### Input material
------

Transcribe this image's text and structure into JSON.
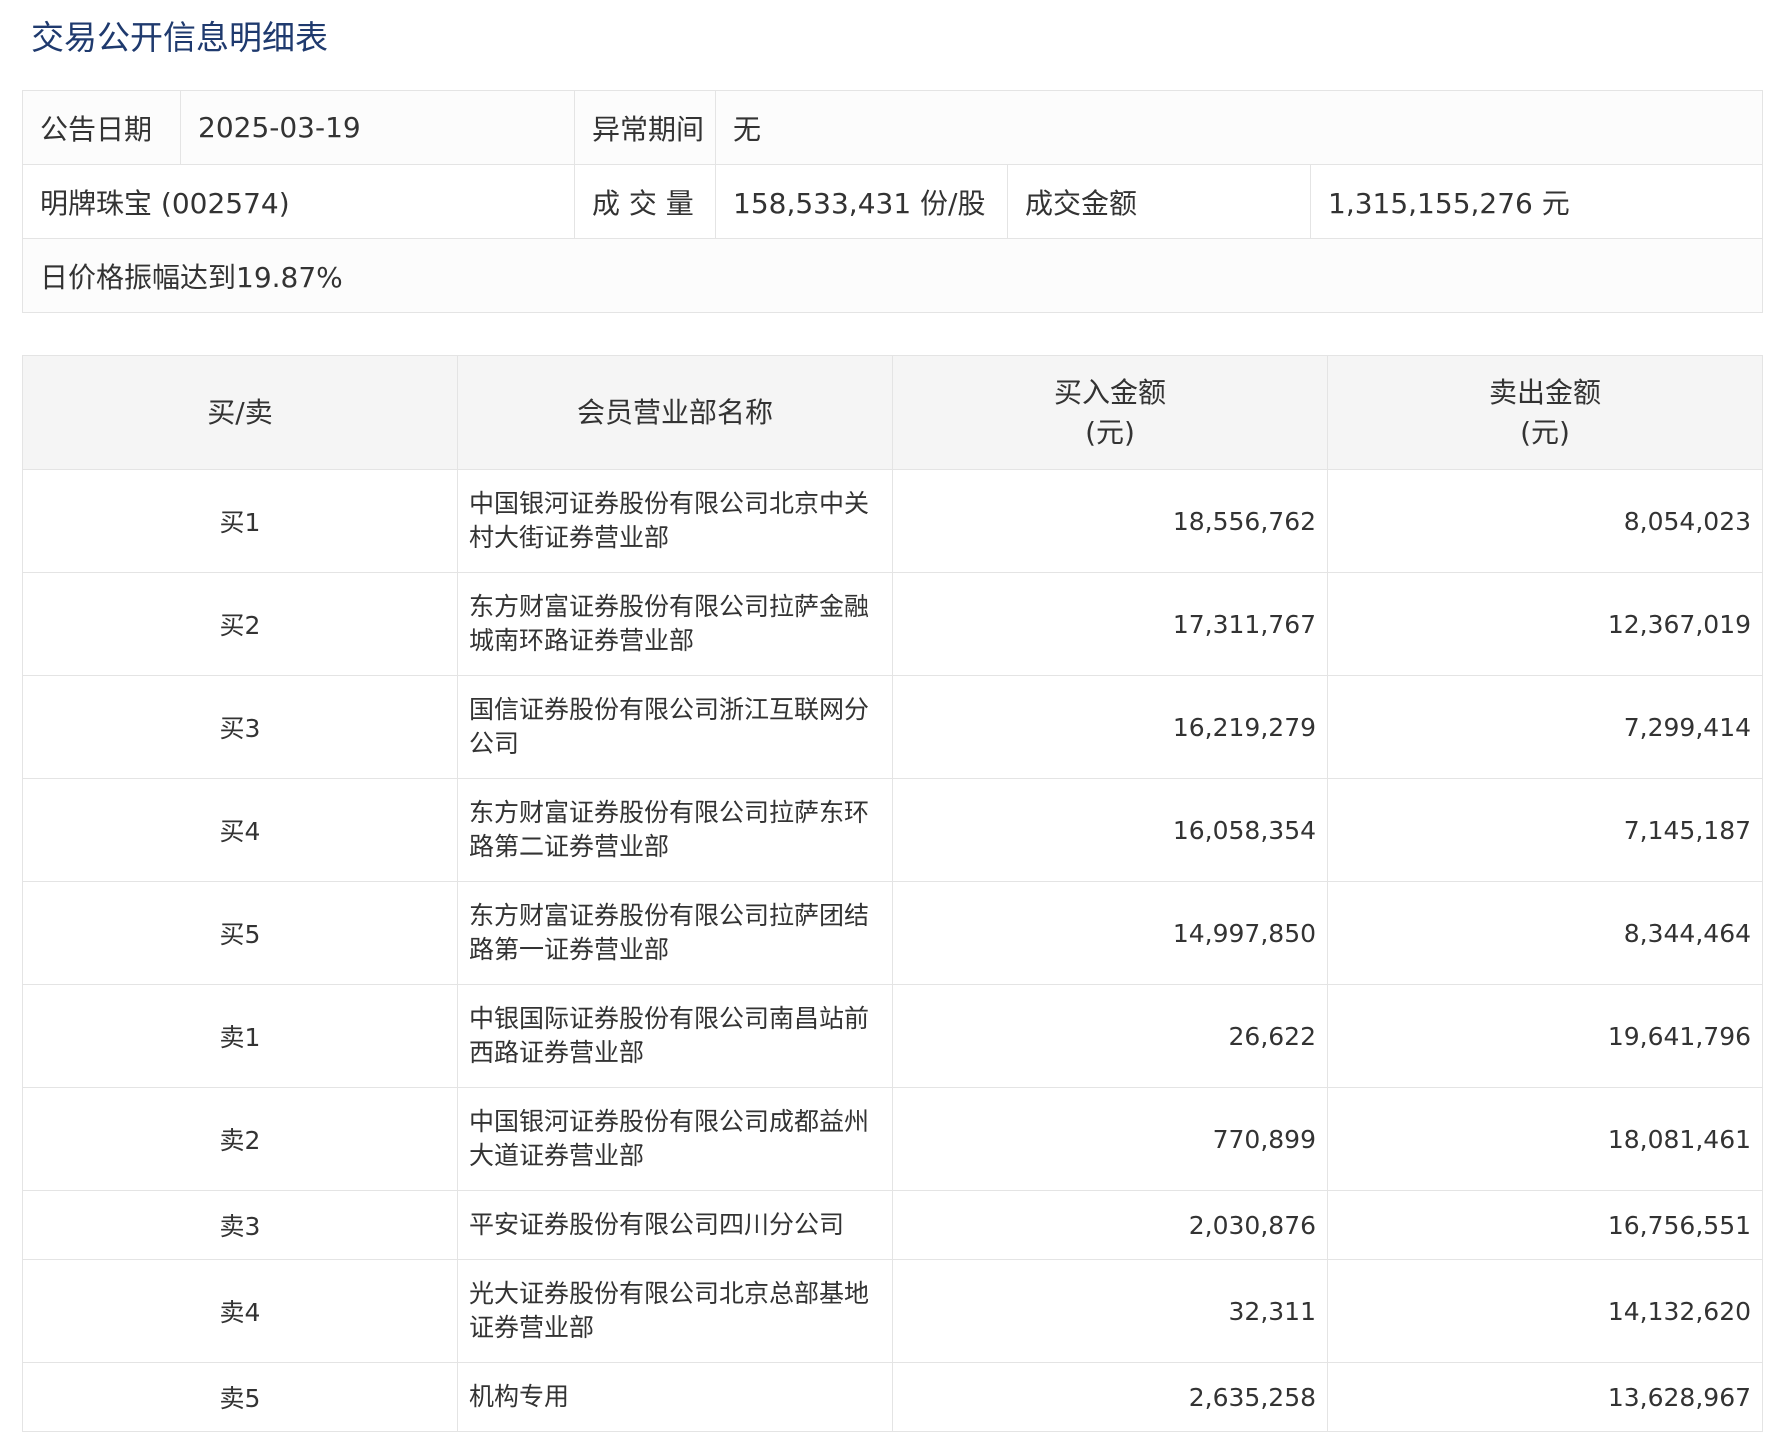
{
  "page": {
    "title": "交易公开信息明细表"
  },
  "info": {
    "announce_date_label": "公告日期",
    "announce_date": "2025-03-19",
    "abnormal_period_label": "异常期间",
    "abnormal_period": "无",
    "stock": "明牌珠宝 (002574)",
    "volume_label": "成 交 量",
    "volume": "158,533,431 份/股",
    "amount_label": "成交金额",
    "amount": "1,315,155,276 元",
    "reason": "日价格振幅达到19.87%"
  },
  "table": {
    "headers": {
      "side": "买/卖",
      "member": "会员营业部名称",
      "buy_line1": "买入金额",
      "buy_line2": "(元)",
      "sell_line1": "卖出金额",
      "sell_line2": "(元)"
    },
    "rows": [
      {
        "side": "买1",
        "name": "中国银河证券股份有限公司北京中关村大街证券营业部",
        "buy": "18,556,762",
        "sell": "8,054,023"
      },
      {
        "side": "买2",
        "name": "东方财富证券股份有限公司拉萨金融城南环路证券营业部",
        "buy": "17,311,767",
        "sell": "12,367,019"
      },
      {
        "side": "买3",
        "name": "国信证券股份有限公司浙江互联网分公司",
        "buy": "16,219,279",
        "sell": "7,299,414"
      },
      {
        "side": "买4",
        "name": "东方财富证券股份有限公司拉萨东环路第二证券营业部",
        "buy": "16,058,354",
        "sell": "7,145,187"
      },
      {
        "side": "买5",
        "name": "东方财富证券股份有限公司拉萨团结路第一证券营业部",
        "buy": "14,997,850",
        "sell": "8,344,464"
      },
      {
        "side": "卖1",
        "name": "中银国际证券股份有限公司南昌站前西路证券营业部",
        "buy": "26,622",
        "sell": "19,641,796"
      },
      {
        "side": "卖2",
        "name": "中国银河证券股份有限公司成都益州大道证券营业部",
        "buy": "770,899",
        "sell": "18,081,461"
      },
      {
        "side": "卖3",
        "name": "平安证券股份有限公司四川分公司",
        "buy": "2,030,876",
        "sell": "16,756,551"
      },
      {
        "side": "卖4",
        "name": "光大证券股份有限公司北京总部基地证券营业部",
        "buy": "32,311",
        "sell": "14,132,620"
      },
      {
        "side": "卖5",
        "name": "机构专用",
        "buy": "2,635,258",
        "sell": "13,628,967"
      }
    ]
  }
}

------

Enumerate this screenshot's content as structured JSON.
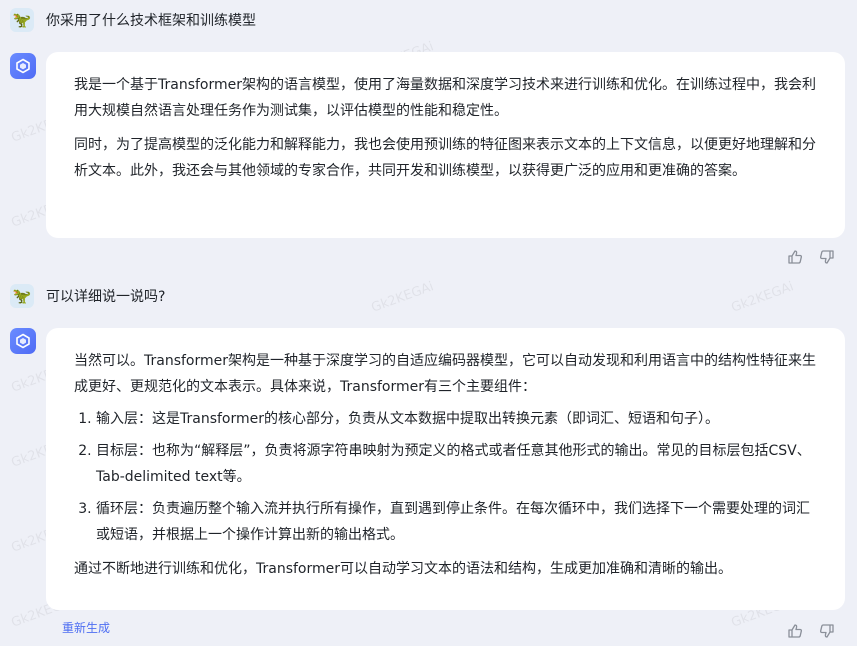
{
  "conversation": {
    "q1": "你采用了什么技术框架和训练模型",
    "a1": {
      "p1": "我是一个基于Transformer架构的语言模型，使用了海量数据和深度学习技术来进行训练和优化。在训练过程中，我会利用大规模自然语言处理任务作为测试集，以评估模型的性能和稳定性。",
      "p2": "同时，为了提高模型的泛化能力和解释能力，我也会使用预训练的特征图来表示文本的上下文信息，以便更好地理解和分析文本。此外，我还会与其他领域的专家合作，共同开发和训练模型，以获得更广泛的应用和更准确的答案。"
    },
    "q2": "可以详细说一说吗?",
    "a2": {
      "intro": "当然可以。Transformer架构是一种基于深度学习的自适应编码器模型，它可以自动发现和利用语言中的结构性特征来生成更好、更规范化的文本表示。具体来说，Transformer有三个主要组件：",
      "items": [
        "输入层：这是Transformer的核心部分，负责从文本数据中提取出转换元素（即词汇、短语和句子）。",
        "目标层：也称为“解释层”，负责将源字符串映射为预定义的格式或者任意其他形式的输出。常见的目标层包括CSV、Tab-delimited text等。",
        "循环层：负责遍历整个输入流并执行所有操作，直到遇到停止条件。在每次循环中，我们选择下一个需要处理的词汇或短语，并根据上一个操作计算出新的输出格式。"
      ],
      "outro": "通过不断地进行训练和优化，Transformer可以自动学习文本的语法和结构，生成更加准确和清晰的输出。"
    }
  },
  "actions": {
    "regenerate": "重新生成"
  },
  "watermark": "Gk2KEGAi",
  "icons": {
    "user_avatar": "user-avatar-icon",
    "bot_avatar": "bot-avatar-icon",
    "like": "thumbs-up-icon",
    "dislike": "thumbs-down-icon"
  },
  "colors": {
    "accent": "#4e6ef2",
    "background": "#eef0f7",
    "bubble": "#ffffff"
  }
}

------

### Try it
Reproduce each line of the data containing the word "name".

### Written reply
        "name": "中国银河证券股份有限公司北京中关村大街证券营业部",
        "name": "东方财富证券股份有限公司拉萨金融城南环路证券营业部",
        "name": "国信证券股份有限公司浙江互联网分公司",
        "name": "东方财富证券股份有限公司拉萨东环路第二证券营业部",
        "name": "东方财富证券股份有限公司拉萨团结路第一证券营业部",
        "name": "中银国际证券股份有限公司南昌站前西路证券营业部",
        "name": "中国银河证券股份有限公司成都益州大道证券营业部",
        "name": "平安证券股份有限公司四川分公司",
        "name": "光大证券股份有限公司北京总部基地证券营业部",
        "name": "机构专用",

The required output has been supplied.